## Task instructions
Please copy every line with the string "time" from the entries below.

## Material shown
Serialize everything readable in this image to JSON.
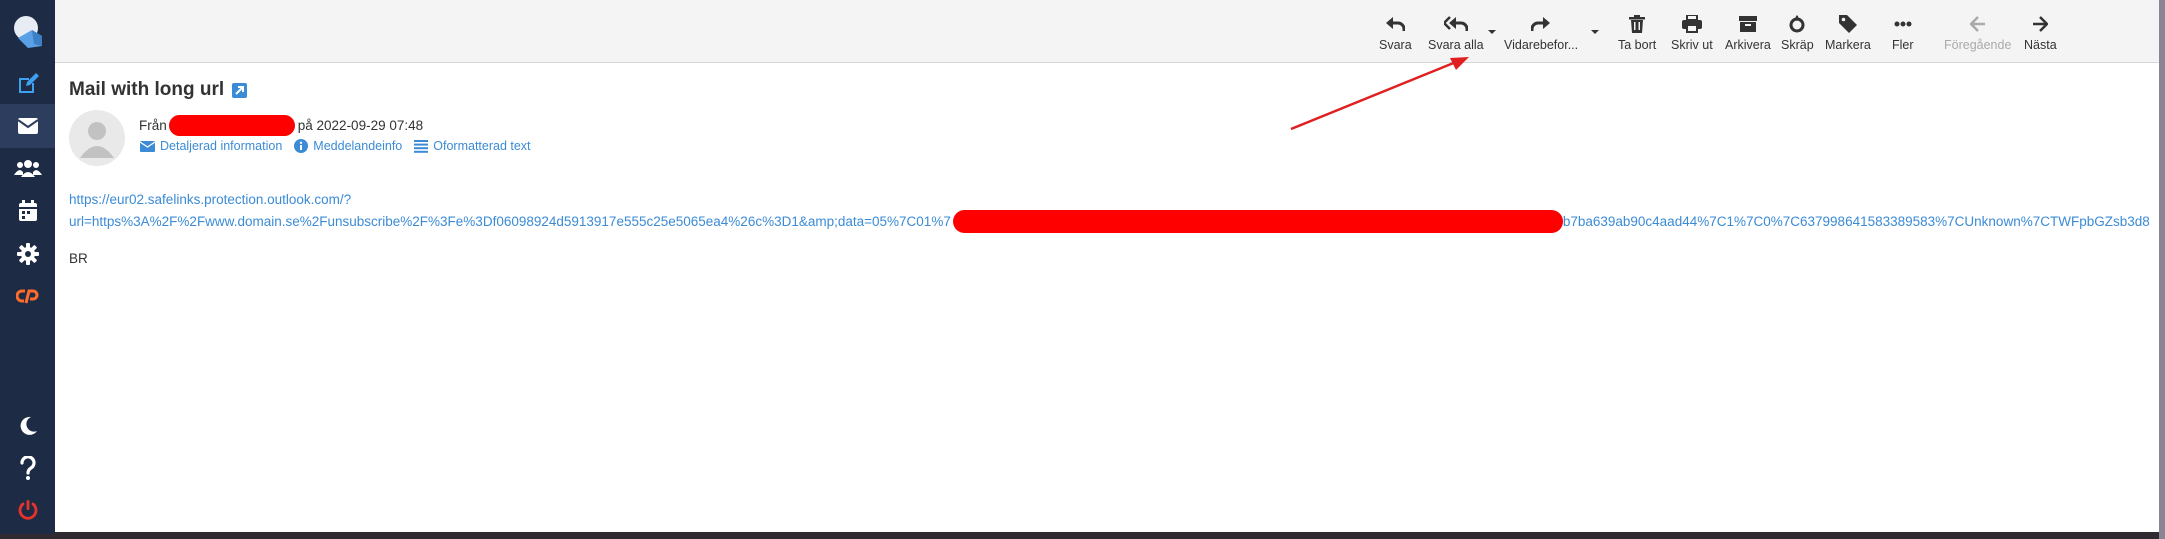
{
  "toolbar": {
    "reply": "Svara",
    "reply_all": "Svara alla",
    "forward": "Vidarebefor...",
    "delete": "Ta bort",
    "print": "Skriv ut",
    "archive": "Arkivera",
    "junk": "Skräp",
    "mark": "Markera",
    "more": "Fler",
    "previous": "Föregående",
    "next": "Nästa"
  },
  "message": {
    "subject": "Mail with long url",
    "from_prefix": "Från",
    "date_text": "på 2022-09-29 07:48",
    "links": {
      "details": "Detaljerad information",
      "message_info": "Meddelandeinfo",
      "plain_text": "Oformatterad text"
    },
    "url_line1": "https://eur02.safelinks.protection.outlook.com/?",
    "url_line2_start": "url=https%3A%2F%2Fwww.domain.se%2Funsubscribe%2F%3Fe%3Df06098924d5913917e555c25e5065ea4%26c%3D1&amp;data=05%7C01%7",
    "url_line2_end": "b7ba639ab90c4aad44%7C1%7C0%7C637998641583389583%7CUnknown%7CTWFpbGZsb3d8",
    "body_text": "BR"
  },
  "colors": {
    "sidebar": "#1e2b45",
    "accent": "#3b8bd6",
    "redaction": "#ff0000",
    "annotation_arrow": "#e02020"
  }
}
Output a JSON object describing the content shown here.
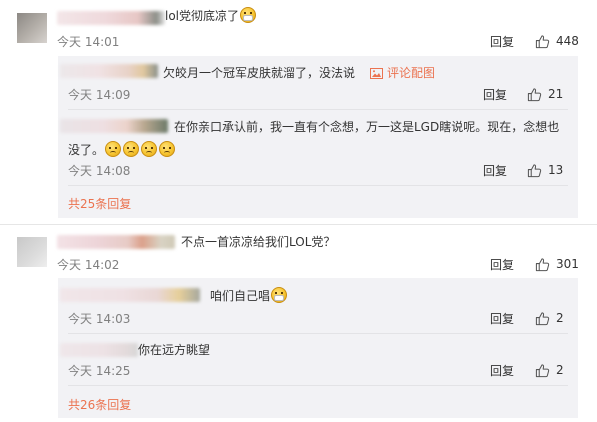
{
  "labels": {
    "reply": "回复",
    "report_image": "评论配图"
  },
  "comments": [
    {
      "text": "lol党彻底凉了",
      "time": "今天 14:01",
      "likes": "448",
      "replies": [
        {
          "text": "欠皎月一个冠军皮肤就溜了，没法说",
          "time": "今天 14:09",
          "likes": "21"
        },
        {
          "text_line1": "在你亲口承认前，我一直有个念想，万一这是LGD瞎说呢。现在，念想也",
          "text_line2": "没了。",
          "time": "今天 14:08",
          "likes": "13"
        }
      ],
      "more_replies": "共25条回复"
    },
    {
      "text": "不点一首凉凉给我们LOL党？",
      "time": "今天 14:02",
      "likes": "301",
      "replies": [
        {
          "text": "咱们自己唱",
          "time": "今天 14:03",
          "likes": "2"
        },
        {
          "text": "你在远方眺望",
          "time": "今天 14:25",
          "likes": "2"
        }
      ],
      "more_replies": "共26条回复"
    }
  ],
  "colors": {
    "accent": "#eb7350",
    "muted": "#808080",
    "reply_bg": "#f2f2f5"
  },
  "icons": [
    "thumbs-up-icon",
    "image-icon",
    "sad-face-emoji",
    "mask-face-emoji"
  ]
}
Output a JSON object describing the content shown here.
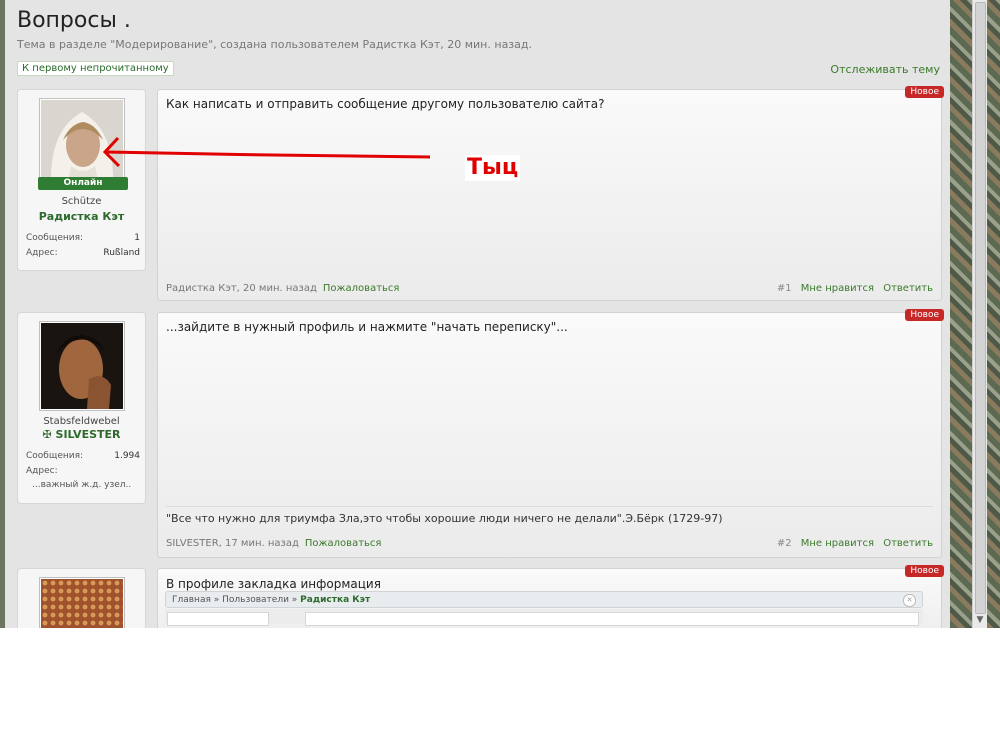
{
  "thread": {
    "title": "Вопросы .",
    "subtitle": "Тема в разделе \"Модерирование\", создана пользователем Радистка Кэт, 20 мин. назад.",
    "first_unread_label": "К первому непрочитанному",
    "watch_label": "Отслеживать тему"
  },
  "posts": [
    {
      "badge": "Новое",
      "user": {
        "online": "Онлайн",
        "rank": "Schütze",
        "name": "Радистка Кэт",
        "stats": [
          {
            "label": "Сообщения:",
            "value": "1"
          },
          {
            "label": "Адрес:",
            "value": "Rußland"
          }
        ]
      },
      "text": "Как написать и отправить сообщение другому пользователю сайта?",
      "meta": "Радистка Кэт, 20 мин. назад",
      "report": "Пожаловаться",
      "number": "#1",
      "like": "Мне нравится",
      "reply": "Ответить"
    },
    {
      "badge": "Новое",
      "user": {
        "rank": "Stabsfeldwebel",
        "name": "✠ SILVESTER",
        "stats": [
          {
            "label": "Сообщения:",
            "value": "1.994"
          },
          {
            "label": "Адрес:",
            "value": "...важный ж.д. узел.."
          }
        ]
      },
      "text": "...зайдите в нужный профиль и нажмите \"начать переписку\"...",
      "signature": "\"Все что нужно для триумфа Зла,это чтобы хорошие люди ничего не делали\".Э.Бёрк (1729-97)",
      "meta": "SILVESTER, 17 мин. назад",
      "report": "Пожаловаться",
      "number": "#2",
      "like": "Мне нравится",
      "reply": "Ответить"
    },
    {
      "badge": "Новое",
      "text": "В профиле закладка информация",
      "embedded_breadcrumb": {
        "home": "Главная",
        "section": "Пользователи",
        "current": "Радистка Кэт"
      }
    }
  ],
  "annotation": {
    "label": "Тыц",
    "color": "#e00000"
  }
}
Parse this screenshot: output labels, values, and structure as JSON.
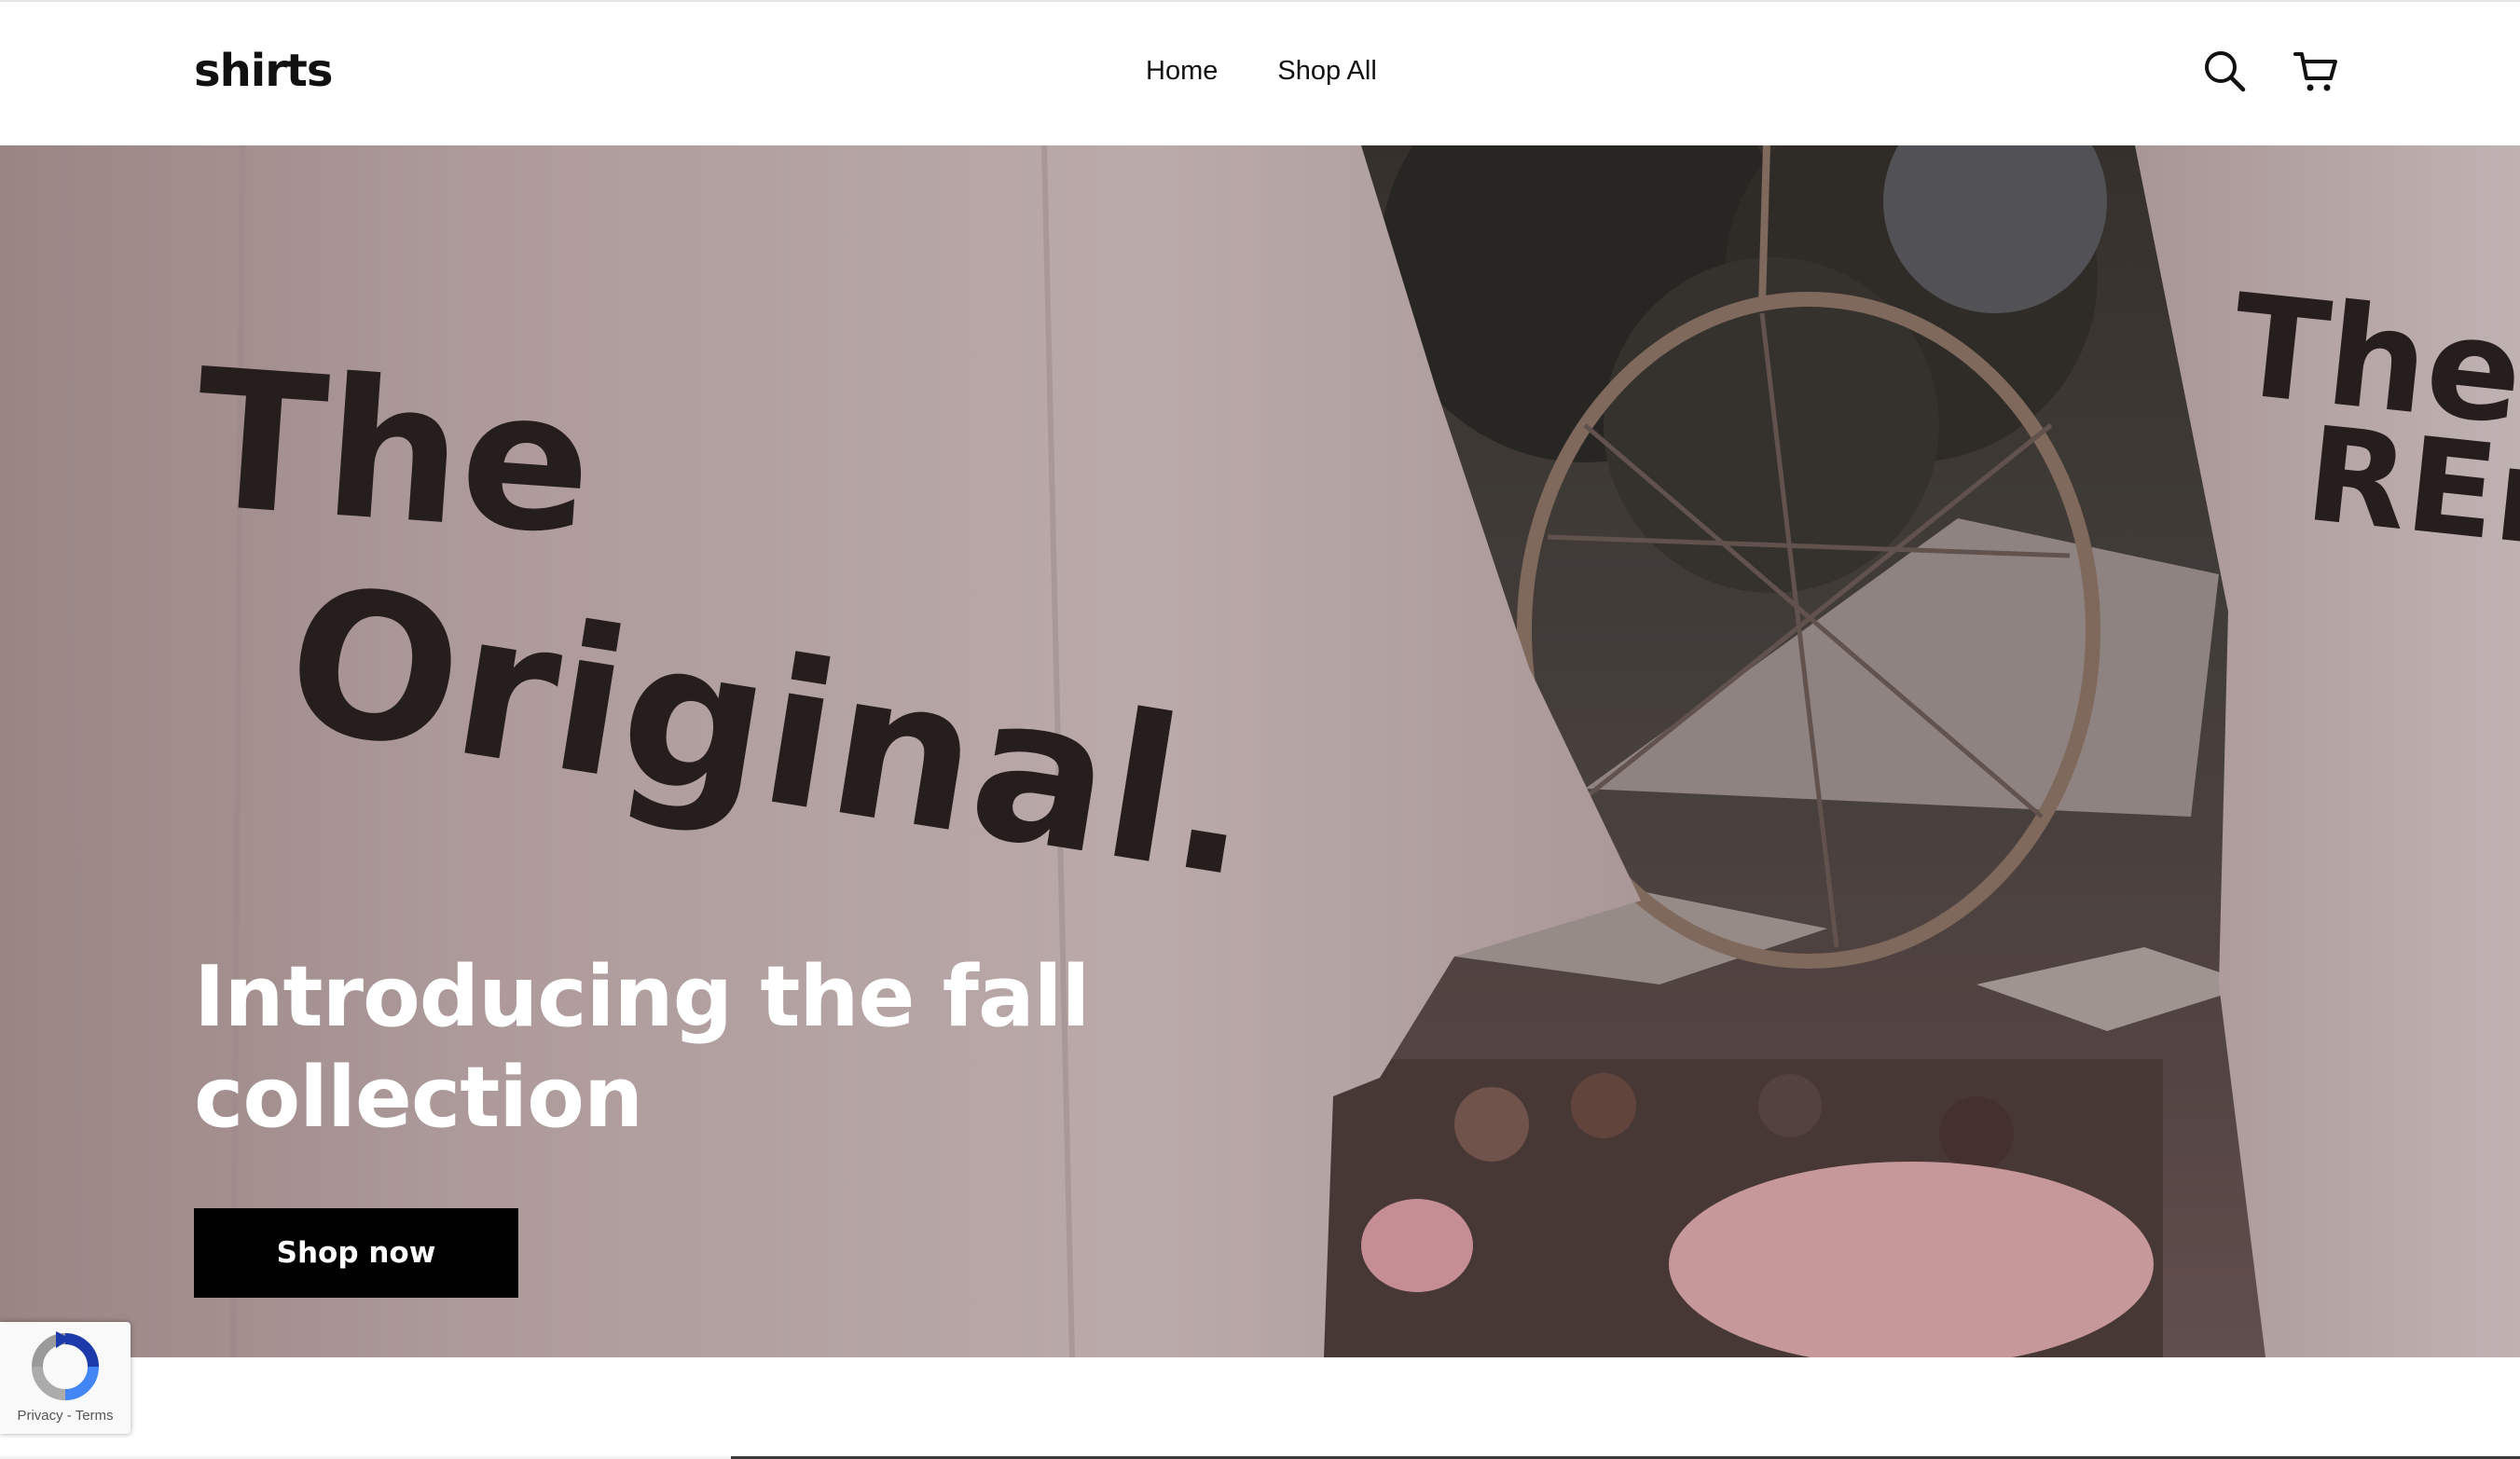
{
  "header": {
    "logo": "shirts",
    "nav": [
      {
        "label": "Home"
      },
      {
        "label": "Shop All"
      }
    ],
    "icons": [
      "search-icon",
      "cart-icon"
    ]
  },
  "hero": {
    "shirt_print_left": [
      "The",
      "Original."
    ],
    "shirt_print_right": [
      "The",
      "REm"
    ],
    "title": "Introducing the fall collection",
    "button_label": "Shop now"
  },
  "recaptcha": {
    "privacy": "Privacy",
    "separator": " - ",
    "terms": "Terms"
  },
  "colors": {
    "button_bg": "#000000",
    "hero_text": "#ffffff",
    "shirt": "#cfbcbc"
  }
}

## Output
      "time": "今天 14:01",
          "time": "今天 14:09",
          "time": "今天 14:08",
      "time": "今天 14:02",
          "time": "今天 14:03",
          "time": "今天 14:25",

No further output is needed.